*DIRECTIONS:*
Output every record exactly, and nothing more.

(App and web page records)
- - - - - - -
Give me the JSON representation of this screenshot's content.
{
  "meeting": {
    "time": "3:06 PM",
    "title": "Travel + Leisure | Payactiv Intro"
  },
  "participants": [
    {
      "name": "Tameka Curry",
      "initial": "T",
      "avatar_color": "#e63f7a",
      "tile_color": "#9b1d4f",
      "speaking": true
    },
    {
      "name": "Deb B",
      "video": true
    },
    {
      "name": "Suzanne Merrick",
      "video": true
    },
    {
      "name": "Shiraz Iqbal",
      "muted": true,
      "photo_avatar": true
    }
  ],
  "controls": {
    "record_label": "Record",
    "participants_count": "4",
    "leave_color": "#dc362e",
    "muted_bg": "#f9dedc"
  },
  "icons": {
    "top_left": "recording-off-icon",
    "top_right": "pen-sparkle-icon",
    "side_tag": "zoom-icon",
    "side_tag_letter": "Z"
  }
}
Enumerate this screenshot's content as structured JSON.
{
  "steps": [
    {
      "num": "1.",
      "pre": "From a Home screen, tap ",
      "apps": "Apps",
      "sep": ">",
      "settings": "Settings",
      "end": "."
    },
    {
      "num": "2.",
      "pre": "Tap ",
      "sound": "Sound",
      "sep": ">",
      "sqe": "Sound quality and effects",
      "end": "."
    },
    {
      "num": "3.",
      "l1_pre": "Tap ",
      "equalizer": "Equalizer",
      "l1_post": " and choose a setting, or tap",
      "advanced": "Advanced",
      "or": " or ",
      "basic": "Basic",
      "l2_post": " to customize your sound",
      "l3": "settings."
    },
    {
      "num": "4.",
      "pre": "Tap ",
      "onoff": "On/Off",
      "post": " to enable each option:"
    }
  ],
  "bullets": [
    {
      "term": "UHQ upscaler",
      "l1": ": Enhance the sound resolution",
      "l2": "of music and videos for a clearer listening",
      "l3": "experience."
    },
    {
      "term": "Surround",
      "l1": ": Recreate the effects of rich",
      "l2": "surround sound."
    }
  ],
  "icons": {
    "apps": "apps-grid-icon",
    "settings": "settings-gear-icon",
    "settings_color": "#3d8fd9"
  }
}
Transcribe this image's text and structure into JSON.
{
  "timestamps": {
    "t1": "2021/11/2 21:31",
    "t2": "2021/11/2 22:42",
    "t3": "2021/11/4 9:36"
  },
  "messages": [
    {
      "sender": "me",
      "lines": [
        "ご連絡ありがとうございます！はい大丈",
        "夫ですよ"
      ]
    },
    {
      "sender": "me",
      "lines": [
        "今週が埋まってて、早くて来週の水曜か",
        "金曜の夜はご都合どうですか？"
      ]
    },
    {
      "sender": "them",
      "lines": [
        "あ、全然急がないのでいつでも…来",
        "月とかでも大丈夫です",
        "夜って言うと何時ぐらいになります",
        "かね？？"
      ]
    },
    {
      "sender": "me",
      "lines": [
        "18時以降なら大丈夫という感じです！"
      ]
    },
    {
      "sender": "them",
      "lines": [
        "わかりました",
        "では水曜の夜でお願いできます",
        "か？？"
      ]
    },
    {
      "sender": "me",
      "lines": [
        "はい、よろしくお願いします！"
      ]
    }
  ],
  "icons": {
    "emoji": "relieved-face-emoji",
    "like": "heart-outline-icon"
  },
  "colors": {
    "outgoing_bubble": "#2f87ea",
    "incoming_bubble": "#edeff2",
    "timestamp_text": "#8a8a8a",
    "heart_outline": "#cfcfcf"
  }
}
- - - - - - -
*EXERCISE RESULT:*
Give me the JSON representation of this screenshot's content.
{
  "meeting": {
    "time": "3:06 PM",
    "title": "Travel + Leisure | Payactiv Intro"
  },
  "participants": [
    {
      "name": "Tameka Curry",
      "initial": "T",
      "avatar_color": "#e63f7a",
      "tile_color": "#9b1d4f",
      "speaking": true
    },
    {
      "name": "Deb B",
      "video": true
    },
    {
      "name": "Suzanne Merrick",
      "video": true
    },
    {
      "name": "Shiraz Iqbal",
      "muted": true,
      "photo_avatar": true
    }
  ],
  "controls": {
    "record_label": "Record",
    "participants_count": "4",
    "leave_color": "#dc362e",
    "muted_bg": "#f9dedc"
  },
  "icons": {
    "top_left": "recording-off-icon",
    "top_right": "pen-sparkle-icon",
    "side_tag": "zoom-icon",
    "side_tag_letter": "Z"
  }
}
Enumerate this screenshot's content as structured JSON.
{
  "steps": [
    {
      "num": "1.",
      "pre": "From a Home screen, tap ",
      "apps": "Apps",
      "sep": ">",
      "settings": "Settings",
      "end": "."
    },
    {
      "num": "2.",
      "pre": "Tap ",
      "sound": "Sound",
      "sep": ">",
      "sqe": "Sound quality and effects",
      "end": "."
    },
    {
      "num": "3.",
      "l1_pre": "Tap ",
      "equalizer": "Equalizer",
      "l1_post": " and choose a setting, or tap",
      "advanced": "Advanced",
      "or": " or ",
      "basic": "Basic",
      "l2_post": " to customize your sound",
      "l3": "settings."
    },
    {
      "num": "4.",
      "pre": "Tap ",
      "onoff": "On/Off",
      "post": " to enable each option:"
    }
  ],
  "bullets": [
    {
      "term": "UHQ upscaler",
      "l1": ": Enhance the sound resolution",
      "l2": "of music and videos for a clearer listening",
      "l3": "experience."
    },
    {
      "term": "Surround",
      "l1": ": Recreate the effects of rich",
      "l2": "surround sound."
    }
  ],
  "icons": {
    "apps": "apps-grid-icon",
    "settings": "settings-gear-icon",
    "settings_color": "#3d8fd9"
  }
}
Transcribe this image's text and structure into JSON.
{
  "timestamps": {
    "t1": "2021/11/2 21:31",
    "t2": "2021/11/2 22:42",
    "t3": "2021/11/4 9:36"
  },
  "messages": [
    {
      "sender": "me",
      "lines": [
        "ご連絡ありがとうございます！はい大丈",
        "夫ですよ"
      ]
    },
    {
      "sender": "me",
      "lines": [
        "今週が埋まってて、早くて来週の水曜か",
        "金曜の夜はご都合どうですか？"
      ]
    },
    {
      "sender": "them",
      "lines": [
        "あ、全然急がないのでいつでも…来",
        "月とかでも大丈夫です",
        "夜って言うと何時ぐらいになります",
        "かね？？"
      ]
    },
    {
      "sender": "me",
      "lines": [
        "18時以降なら大丈夫という感じです！"
      ]
    },
    {
      "sender": "them",
      "lines": [
        "わかりました",
        "では水曜の夜でお願いできます",
        "か？？"
      ]
    },
    {
      "sender": "me",
      "lines": [
        "はい、よろしくお願いします！"
      ]
    }
  ],
  "icons": {
    "emoji": "relieved-face-emoji",
    "like": "heart-outline-icon"
  },
  "colors": {
    "outgoing_bubble": "#2f87ea",
    "incoming_bubble": "#edeff2",
    "timestamp_text": "#8a8a8a",
    "heart_outline": "#cfcfcf"
  }
}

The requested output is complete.